▶ [Record excerpts]:
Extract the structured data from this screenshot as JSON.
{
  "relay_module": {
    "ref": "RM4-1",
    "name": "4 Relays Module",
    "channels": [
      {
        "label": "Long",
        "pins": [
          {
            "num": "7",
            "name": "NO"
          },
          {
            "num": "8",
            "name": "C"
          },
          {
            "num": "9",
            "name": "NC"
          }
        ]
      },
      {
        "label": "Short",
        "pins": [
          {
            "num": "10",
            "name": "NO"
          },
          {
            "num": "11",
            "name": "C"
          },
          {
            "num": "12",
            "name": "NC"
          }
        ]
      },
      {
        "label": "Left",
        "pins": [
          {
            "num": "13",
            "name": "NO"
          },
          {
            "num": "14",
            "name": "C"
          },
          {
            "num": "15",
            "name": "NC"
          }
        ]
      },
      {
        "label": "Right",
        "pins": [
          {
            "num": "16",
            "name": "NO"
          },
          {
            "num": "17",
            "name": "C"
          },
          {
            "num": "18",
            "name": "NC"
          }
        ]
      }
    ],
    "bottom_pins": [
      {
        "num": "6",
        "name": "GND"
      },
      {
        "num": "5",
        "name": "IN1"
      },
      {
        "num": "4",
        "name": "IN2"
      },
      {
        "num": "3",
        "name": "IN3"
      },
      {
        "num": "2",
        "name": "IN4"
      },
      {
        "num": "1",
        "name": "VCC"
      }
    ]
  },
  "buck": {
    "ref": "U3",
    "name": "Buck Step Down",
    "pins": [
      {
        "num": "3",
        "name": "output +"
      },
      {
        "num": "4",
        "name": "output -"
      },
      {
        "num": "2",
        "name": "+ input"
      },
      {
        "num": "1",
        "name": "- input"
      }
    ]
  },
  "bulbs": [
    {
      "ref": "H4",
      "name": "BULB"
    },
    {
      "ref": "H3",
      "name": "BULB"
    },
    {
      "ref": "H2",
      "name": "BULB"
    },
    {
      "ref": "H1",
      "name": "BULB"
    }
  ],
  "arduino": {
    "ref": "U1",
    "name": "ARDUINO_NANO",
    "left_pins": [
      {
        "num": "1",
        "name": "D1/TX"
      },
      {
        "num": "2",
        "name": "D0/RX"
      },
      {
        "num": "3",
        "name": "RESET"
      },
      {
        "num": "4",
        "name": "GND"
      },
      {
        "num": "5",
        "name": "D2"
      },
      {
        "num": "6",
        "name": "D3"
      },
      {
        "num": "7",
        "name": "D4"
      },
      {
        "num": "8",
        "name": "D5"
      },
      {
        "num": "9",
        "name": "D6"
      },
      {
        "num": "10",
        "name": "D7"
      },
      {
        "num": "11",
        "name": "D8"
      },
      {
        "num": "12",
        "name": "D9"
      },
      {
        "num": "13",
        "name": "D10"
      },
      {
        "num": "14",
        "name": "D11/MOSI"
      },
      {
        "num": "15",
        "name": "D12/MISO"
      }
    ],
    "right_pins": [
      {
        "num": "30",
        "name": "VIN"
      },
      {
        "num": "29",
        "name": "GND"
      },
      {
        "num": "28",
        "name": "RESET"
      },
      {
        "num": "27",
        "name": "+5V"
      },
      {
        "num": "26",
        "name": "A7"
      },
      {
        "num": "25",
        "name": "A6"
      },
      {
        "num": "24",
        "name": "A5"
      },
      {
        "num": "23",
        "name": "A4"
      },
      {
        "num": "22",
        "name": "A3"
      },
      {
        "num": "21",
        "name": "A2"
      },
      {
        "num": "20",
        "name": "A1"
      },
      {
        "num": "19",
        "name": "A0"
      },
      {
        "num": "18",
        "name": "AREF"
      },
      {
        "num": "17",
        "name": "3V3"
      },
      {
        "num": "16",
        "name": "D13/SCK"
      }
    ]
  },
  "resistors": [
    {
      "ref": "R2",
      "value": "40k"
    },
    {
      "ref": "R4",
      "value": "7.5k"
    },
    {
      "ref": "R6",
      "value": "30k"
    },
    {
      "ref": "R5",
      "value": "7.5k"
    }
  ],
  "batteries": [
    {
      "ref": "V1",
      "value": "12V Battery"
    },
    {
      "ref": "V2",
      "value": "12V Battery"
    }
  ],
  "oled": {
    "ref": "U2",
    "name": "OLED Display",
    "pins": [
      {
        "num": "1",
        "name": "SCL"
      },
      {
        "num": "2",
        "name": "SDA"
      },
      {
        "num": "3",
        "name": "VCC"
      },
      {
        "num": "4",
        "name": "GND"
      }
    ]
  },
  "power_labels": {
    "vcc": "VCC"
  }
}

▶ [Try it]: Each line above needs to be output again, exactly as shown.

▶ [Answer to the exercise]:
Extract the structured data from this screenshot as JSON.
{
  "relay_module": {
    "ref": "RM4-1",
    "name": "4 Relays Module",
    "channels": [
      {
        "label": "Long",
        "pins": [
          {
            "num": "7",
            "name": "NO"
          },
          {
            "num": "8",
            "name": "C"
          },
          {
            "num": "9",
            "name": "NC"
          }
        ]
      },
      {
        "label": "Short",
        "pins": [
          {
            "num": "10",
            "name": "NO"
          },
          {
            "num": "11",
            "name": "C"
          },
          {
            "num": "12",
            "name": "NC"
          }
        ]
      },
      {
        "label": "Left",
        "pins": [
          {
            "num": "13",
            "name": "NO"
          },
          {
            "num": "14",
            "name": "C"
          },
          {
            "num": "15",
            "name": "NC"
          }
        ]
      },
      {
        "label": "Right",
        "pins": [
          {
            "num": "16",
            "name": "NO"
          },
          {
            "num": "17",
            "name": "C"
          },
          {
            "num": "18",
            "name": "NC"
          }
        ]
      }
    ],
    "bottom_pins": [
      {
        "num": "6",
        "name": "GND"
      },
      {
        "num": "5",
        "name": "IN1"
      },
      {
        "num": "4",
        "name": "IN2"
      },
      {
        "num": "3",
        "name": "IN3"
      },
      {
        "num": "2",
        "name": "IN4"
      },
      {
        "num": "1",
        "name": "VCC"
      }
    ]
  },
  "buck": {
    "ref": "U3",
    "name": "Buck Step Down",
    "pins": [
      {
        "num": "3",
        "name": "output +"
      },
      {
        "num": "4",
        "name": "output -"
      },
      {
        "num": "2",
        "name": "+ input"
      },
      {
        "num": "1",
        "name": "- input"
      }
    ]
  },
  "bulbs": [
    {
      "ref": "H4",
      "name": "BULB"
    },
    {
      "ref": "H3",
      "name": "BULB"
    },
    {
      "ref": "H2",
      "name": "BULB"
    },
    {
      "ref": "H1",
      "name": "BULB"
    }
  ],
  "arduino": {
    "ref": "U1",
    "name": "ARDUINO_NANO",
    "left_pins": [
      {
        "num": "1",
        "name": "D1/TX"
      },
      {
        "num": "2",
        "name": "D0/RX"
      },
      {
        "num": "3",
        "name": "RESET"
      },
      {
        "num": "4",
        "name": "GND"
      },
      {
        "num": "5",
        "name": "D2"
      },
      {
        "num": "6",
        "name": "D3"
      },
      {
        "num": "7",
        "name": "D4"
      },
      {
        "num": "8",
        "name": "D5"
      },
      {
        "num": "9",
        "name": "D6"
      },
      {
        "num": "10",
        "name": "D7"
      },
      {
        "num": "11",
        "name": "D8"
      },
      {
        "num": "12",
        "name": "D9"
      },
      {
        "num": "13",
        "name": "D10"
      },
      {
        "num": "14",
        "name": "D11/MOSI"
      },
      {
        "num": "15",
        "name": "D12/MISO"
      }
    ],
    "right_pins": [
      {
        "num": "30",
        "name": "VIN"
      },
      {
        "num": "29",
        "name": "GND"
      },
      {
        "num": "28",
        "name": "RESET"
      },
      {
        "num": "27",
        "name": "+5V"
      },
      {
        "num": "26",
        "name": "A7"
      },
      {
        "num": "25",
        "name": "A6"
      },
      {
        "num": "24",
        "name": "A5"
      },
      {
        "num": "23",
        "name": "A4"
      },
      {
        "num": "22",
        "name": "A3"
      },
      {
        "num": "21",
        "name": "A2"
      },
      {
        "num": "20",
        "name": "A1"
      },
      {
        "num": "19",
        "name": "A0"
      },
      {
        "num": "18",
        "name": "AREF"
      },
      {
        "num": "17",
        "name": "3V3"
      },
      {
        "num": "16",
        "name": "D13/SCK"
      }
    ]
  },
  "resistors": [
    {
      "ref": "R2",
      "value": "40k"
    },
    {
      "ref": "R4",
      "value": "7.5k"
    },
    {
      "ref": "R6",
      "value": "30k"
    },
    {
      "ref": "R5",
      "value": "7.5k"
    }
  ],
  "batteries": [
    {
      "ref": "V1",
      "value": "12V Battery"
    },
    {
      "ref": "V2",
      "value": "12V Battery"
    }
  ],
  "oled": {
    "ref": "U2",
    "name": "OLED Display",
    "pins": [
      {
        "num": "1",
        "name": "SCL"
      },
      {
        "num": "2",
        "name": "SDA"
      },
      {
        "num": "3",
        "name": "VCC"
      },
      {
        "num": "4",
        "name": "GND"
      }
    ]
  },
  "power_labels": {
    "vcc": "VCC"
  }
}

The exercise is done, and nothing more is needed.